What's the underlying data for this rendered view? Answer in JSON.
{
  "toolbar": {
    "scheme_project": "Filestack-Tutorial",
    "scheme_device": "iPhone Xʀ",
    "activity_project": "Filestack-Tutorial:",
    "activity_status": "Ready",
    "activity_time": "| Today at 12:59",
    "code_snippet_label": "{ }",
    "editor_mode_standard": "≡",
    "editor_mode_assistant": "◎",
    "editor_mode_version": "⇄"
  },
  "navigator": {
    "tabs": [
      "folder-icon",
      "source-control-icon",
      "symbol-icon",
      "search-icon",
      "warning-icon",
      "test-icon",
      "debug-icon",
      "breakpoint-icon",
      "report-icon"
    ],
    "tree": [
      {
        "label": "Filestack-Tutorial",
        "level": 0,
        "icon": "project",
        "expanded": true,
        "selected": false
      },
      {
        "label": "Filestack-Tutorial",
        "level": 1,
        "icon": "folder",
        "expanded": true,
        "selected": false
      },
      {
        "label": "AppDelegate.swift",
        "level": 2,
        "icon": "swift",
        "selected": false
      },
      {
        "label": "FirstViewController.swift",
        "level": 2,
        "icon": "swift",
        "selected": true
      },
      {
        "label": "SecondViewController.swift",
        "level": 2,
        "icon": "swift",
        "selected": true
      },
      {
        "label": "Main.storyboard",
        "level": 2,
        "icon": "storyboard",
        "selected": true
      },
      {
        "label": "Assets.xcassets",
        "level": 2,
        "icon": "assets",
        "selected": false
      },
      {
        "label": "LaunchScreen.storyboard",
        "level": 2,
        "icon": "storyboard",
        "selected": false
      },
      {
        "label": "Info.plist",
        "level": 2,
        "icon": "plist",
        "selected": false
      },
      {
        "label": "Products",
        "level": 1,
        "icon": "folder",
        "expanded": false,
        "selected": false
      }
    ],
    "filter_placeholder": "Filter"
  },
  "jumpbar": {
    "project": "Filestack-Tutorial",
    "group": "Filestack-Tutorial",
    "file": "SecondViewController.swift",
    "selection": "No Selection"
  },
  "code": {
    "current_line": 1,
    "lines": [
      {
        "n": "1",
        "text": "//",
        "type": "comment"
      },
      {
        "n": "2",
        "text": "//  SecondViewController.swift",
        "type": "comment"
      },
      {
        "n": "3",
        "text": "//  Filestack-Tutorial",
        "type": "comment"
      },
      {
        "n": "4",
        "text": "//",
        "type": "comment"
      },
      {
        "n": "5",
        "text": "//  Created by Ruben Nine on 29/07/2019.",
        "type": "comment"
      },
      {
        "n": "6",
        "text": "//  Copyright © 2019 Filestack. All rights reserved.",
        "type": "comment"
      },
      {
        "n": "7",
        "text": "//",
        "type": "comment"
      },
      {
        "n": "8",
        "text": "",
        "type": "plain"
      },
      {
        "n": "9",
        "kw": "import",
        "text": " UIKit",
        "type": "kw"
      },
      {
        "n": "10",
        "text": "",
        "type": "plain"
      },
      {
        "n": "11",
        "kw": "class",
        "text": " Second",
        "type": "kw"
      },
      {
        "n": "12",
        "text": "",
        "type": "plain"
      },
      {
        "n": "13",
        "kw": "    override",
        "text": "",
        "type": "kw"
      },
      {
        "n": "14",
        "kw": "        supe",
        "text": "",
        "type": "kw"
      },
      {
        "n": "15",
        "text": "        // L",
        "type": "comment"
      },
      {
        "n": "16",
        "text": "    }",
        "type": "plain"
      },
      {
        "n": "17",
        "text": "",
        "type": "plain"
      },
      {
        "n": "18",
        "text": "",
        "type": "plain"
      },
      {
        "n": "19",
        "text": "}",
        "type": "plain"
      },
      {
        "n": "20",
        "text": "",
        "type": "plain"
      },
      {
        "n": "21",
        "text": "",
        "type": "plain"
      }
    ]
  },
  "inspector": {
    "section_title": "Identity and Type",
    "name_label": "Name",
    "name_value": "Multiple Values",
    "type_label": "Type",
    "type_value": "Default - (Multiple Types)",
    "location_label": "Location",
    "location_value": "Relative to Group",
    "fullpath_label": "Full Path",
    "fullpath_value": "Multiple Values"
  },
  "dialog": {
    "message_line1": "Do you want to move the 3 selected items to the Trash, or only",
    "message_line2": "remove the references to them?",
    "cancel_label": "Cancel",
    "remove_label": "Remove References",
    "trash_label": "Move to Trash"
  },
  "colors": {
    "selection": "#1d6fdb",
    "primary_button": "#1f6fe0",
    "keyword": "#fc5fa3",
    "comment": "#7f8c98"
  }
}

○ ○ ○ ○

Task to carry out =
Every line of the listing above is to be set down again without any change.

Answer below =
What's the underlying data for this rendered view? Answer in JSON.
{
  "toolbar": {
    "scheme_project": "Filestack-Tutorial",
    "scheme_device": "iPhone Xʀ",
    "activity_project": "Filestack-Tutorial:",
    "activity_status": "Ready",
    "activity_time": "| Today at 12:59",
    "code_snippet_label": "{ }",
    "editor_mode_standard": "≡",
    "editor_mode_assistant": "◎",
    "editor_mode_version": "⇄"
  },
  "navigator": {
    "tabs": [
      "folder-icon",
      "source-control-icon",
      "symbol-icon",
      "search-icon",
      "warning-icon",
      "test-icon",
      "debug-icon",
      "breakpoint-icon",
      "report-icon"
    ],
    "tree": [
      {
        "label": "Filestack-Tutorial",
        "level": 0,
        "icon": "project",
        "expanded": true,
        "selected": false
      },
      {
        "label": "Filestack-Tutorial",
        "level": 1,
        "icon": "folder",
        "expanded": true,
        "selected": false
      },
      {
        "label": "AppDelegate.swift",
        "level": 2,
        "icon": "swift",
        "selected": false
      },
      {
        "label": "FirstViewController.swift",
        "level": 2,
        "icon": "swift",
        "selected": true
      },
      {
        "label": "SecondViewController.swift",
        "level": 2,
        "icon": "swift",
        "selected": true
      },
      {
        "label": "Main.storyboard",
        "level": 2,
        "icon": "storyboard",
        "selected": true
      },
      {
        "label": "Assets.xcassets",
        "level": 2,
        "icon": "assets",
        "selected": false
      },
      {
        "label": "LaunchScreen.storyboard",
        "level": 2,
        "icon": "storyboard",
        "selected": false
      },
      {
        "label": "Info.plist",
        "level": 2,
        "icon": "plist",
        "selected": false
      },
      {
        "label": "Products",
        "level": 1,
        "icon": "folder",
        "expanded": false,
        "selected": false
      }
    ],
    "filter_placeholder": "Filter"
  },
  "jumpbar": {
    "project": "Filestack-Tutorial",
    "group": "Filestack-Tutorial",
    "file": "SecondViewController.swift",
    "selection": "No Selection"
  },
  "code": {
    "current_line": 1,
    "lines": [
      {
        "n": "1",
        "text": "//",
        "type": "comment"
      },
      {
        "n": "2",
        "text": "//  SecondViewController.swift",
        "type": "comment"
      },
      {
        "n": "3",
        "text": "//  Filestack-Tutorial",
        "type": "comment"
      },
      {
        "n": "4",
        "text": "//",
        "type": "comment"
      },
      {
        "n": "5",
        "text": "//  Created by Ruben Nine on 29/07/2019.",
        "type": "comment"
      },
      {
        "n": "6",
        "text": "//  Copyright © 2019 Filestack. All rights reserved.",
        "type": "comment"
      },
      {
        "n": "7",
        "text": "//",
        "type": "comment"
      },
      {
        "n": "8",
        "text": "",
        "type": "plain"
      },
      {
        "n": "9",
        "kw": "import",
        "text": " UIKit",
        "type": "kw"
      },
      {
        "n": "10",
        "text": "",
        "type": "plain"
      },
      {
        "n": "11",
        "kw": "class",
        "text": " Second",
        "type": "kw"
      },
      {
        "n": "12",
        "text": "",
        "type": "plain"
      },
      {
        "n": "13",
        "kw": "    override",
        "text": "",
        "type": "kw"
      },
      {
        "n": "14",
        "kw": "        supe",
        "text": "",
        "type": "kw"
      },
      {
        "n": "15",
        "text": "        // L",
        "type": "comment"
      },
      {
        "n": "16",
        "text": "    }",
        "type": "plain"
      },
      {
        "n": "17",
        "text": "",
        "type": "plain"
      },
      {
        "n": "18",
        "text": "",
        "type": "plain"
      },
      {
        "n": "19",
        "text": "}",
        "type": "plain"
      },
      {
        "n": "20",
        "text": "",
        "type": "plain"
      },
      {
        "n": "21",
        "text": "",
        "type": "plain"
      }
    ]
  },
  "inspector": {
    "section_title": "Identity and Type",
    "name_label": "Name",
    "name_value": "Multiple Values",
    "type_label": "Type",
    "type_value": "Default - (Multiple Types)",
    "location_label": "Location",
    "location_value": "Relative to Group",
    "fullpath_label": "Full Path",
    "fullpath_value": "Multiple Values"
  },
  "dialog": {
    "message_line1": "Do you want to move the 3 selected items to the Trash, or only",
    "message_line2": "remove the references to them?",
    "cancel_label": "Cancel",
    "remove_label": "Remove References",
    "trash_label": "Move to Trash"
  },
  "colors": {
    "selection": "#1d6fdb",
    "primary_button": "#1f6fe0",
    "keyword": "#fc5fa3",
    "comment": "#7f8c98"
  }
}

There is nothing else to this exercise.